Nsyght gave up the ghost this weekend and with it went some very, very cool features. In the end, this little Twitter and Facebook message-parsing service just couldn't do what it set out to do, and so it has closed up shop.I'd like to ask for a moment of silence to mark the passing of a Web application that had eyes bigger than its stomach. An ambitious little startup called
By some standards, Twitter publishes a whole lot of data, about 1,000 messages per second. Nsyght allowed you to do remarkable things with that river of data: search inside Twitter lists, retrieve your own long-lost messages or filter messages from your friends by media type. Below are three of the ways I used Nsyght every day in my news gathering routine. Maybe someday, someone, somewhere will be able to bite off this many Tweets and return these kinds of dream-features to the world.
What Was That Link I Tweeted?
One of the features that Nsyght offered was the ability to retrieve your own tweets from way back, months back in the archive, by keyword search. There are very few other ways to do this. Twitter itself won't let you search your own or other peoples' archives back very far at all because of the database challenges.
Nsyght was my go-to place to do that, and I already miss it. What does it mean that we're all creating so much data, but so much of it becomes inaccessible even to ourselves just weeks after it's published?
Hunting for Photos
I kept Nsyght open in a browser tab every day while I worked and kept it set to filter all my incoming Twitter and Facebook messages by media type. Specifically, I watched a feed of all the photos my contacts were sharing. This helped me unearth some great tech industry news photos that got turned into short, interesting little blog posts.
I sure miss that feature. The hard part isn't filtering for media type, of course, that probably just requires a good white-list of media-sharing domains to watch for links to. The hard part is eating the Tweets without choking, or missing too many of them.

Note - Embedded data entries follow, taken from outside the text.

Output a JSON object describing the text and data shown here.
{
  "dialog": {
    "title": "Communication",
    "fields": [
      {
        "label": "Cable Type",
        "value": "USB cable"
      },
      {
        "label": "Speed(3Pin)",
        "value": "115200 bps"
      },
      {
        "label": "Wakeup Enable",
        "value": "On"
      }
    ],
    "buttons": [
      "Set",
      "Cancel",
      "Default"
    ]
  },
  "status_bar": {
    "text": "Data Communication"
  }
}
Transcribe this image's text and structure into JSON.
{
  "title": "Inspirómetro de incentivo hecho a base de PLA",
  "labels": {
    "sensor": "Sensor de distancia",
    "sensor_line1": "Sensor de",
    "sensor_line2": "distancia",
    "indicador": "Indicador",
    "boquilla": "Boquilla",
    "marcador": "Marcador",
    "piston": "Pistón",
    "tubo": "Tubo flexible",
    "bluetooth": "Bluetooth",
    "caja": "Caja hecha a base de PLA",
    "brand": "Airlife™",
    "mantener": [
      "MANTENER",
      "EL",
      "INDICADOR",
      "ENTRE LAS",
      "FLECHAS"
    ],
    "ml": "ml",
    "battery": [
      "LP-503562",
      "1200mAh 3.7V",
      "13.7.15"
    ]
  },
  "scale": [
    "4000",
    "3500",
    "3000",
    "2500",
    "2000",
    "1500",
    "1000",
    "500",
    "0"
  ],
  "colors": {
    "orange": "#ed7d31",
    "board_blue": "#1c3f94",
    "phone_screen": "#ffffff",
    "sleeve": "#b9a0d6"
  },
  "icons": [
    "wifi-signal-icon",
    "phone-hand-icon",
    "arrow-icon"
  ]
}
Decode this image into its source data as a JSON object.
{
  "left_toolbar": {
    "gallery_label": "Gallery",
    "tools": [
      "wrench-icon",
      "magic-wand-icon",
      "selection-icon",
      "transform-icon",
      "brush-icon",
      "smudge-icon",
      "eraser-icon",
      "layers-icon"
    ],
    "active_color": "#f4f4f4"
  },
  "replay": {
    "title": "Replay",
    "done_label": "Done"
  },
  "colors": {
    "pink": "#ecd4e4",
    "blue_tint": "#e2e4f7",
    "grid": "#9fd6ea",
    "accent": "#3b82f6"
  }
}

What do the Experts Say?
I've got a news writing workflow that involves pushing this button, pulling that lever, pinging those robots, etc. It's worked out very well to help me learn quickly about the things I write about, without living in the Silicon Valley myself. These systems are a great democratizer of knowledge.
One of my favorite new ones was Nysght's search inside a Twitter list feature. You could start following a brand new Twitter list with your Twitter account, and Nsyght would take just a few minutes to ping the Twitter API again and again and build an archive of hundreds of the back-logged Tweets the people on that list had posted prior to your discovering it. You could then search those Tweets by keyword!
So part of my routine had been to jump over to Tlists or Listorious as soon as I figured out the subject of my next article. I would find an expert-curated list of specialists in any relevant fields and I'd follow those lists on Twitter.
Then I'd go and do other research using other tools (like the telephone, or custom search engines) while Nsyght built an archive of that new list I just started following in the background. After a few minutes, I could jump over to Nsyght and quickly filter through the recent history of that list to see what those topical experts had been saying on Twitter about the subject of my article.
There are a number of services online today that try to make it easy to use Twitter's public replies to ask questions of particular topical experts, but sometimes it works a lot better to be able to filter for keywords in their existing public conversations among themselves.
It was great! But now it's gone.
Nsyght, when it worked, was an incredible tool for harvesting knowledge from my existing community of curated contacts and their publishing streams. Hopefully, someday, someone, somewhere, will build something that can handle this much data and provide a fast, simple interface to fill needs like the above.
Unfortunately, it looks like that's not going to be Nsyght. As founder Geoffrey McCaleb wrote in his goodbye post this weekend, after the site had been down for the past three weeks:
"Ultimately, the site was working in an offline capacity, and still working as good as it was the day we went offline. The problem? It just wasn't good enough. It wasn't stable, but more disturbingly it frequently had 'gaps' so sometimes users would miss posts from their friends - which is really the whole point of the service. As much as I wanted to restore the service, there's no room for 'sorta' good. You either have a really cool service that truly innovates/changes the game, or you go home.